**WHAT YOU ARE ASKED TO DO**
Answer with a single number stating how many lines of the entries below include the string "title".

**MATERIAL FOR THE TASK**
______________________________

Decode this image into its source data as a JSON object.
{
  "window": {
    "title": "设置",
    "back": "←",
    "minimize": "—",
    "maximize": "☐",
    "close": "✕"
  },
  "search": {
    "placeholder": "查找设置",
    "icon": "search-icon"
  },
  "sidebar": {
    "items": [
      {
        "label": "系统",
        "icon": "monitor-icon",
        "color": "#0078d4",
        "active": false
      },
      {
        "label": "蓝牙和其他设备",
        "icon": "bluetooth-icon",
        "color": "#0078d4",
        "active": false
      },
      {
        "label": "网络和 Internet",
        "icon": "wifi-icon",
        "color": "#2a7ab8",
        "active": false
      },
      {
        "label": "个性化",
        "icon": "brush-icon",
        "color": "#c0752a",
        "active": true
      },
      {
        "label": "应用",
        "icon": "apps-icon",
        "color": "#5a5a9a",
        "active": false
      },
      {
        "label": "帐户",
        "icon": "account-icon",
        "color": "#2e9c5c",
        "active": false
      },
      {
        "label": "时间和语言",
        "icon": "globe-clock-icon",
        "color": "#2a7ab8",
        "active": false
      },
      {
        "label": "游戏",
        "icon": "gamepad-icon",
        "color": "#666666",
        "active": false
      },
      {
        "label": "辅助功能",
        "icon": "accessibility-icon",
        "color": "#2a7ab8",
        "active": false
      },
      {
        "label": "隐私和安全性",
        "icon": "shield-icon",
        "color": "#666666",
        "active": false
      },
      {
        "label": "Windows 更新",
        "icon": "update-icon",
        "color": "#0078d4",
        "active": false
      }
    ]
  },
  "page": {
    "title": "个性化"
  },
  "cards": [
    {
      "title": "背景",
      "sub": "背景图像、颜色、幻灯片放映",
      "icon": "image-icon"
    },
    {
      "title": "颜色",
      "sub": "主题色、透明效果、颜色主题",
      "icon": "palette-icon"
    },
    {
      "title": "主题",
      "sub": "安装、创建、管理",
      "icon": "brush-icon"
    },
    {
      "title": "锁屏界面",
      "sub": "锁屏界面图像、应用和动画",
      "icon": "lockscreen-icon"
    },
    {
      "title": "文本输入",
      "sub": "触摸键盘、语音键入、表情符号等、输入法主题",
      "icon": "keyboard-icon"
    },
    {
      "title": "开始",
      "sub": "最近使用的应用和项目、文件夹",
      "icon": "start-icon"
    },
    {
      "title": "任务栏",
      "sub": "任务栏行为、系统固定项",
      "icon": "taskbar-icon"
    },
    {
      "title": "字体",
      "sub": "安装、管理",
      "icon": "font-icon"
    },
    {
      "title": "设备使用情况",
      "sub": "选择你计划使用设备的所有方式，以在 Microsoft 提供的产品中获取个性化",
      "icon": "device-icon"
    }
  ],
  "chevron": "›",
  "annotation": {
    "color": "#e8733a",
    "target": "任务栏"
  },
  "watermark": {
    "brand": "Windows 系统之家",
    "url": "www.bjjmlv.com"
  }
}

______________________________

**YOUR RESPONSE**
11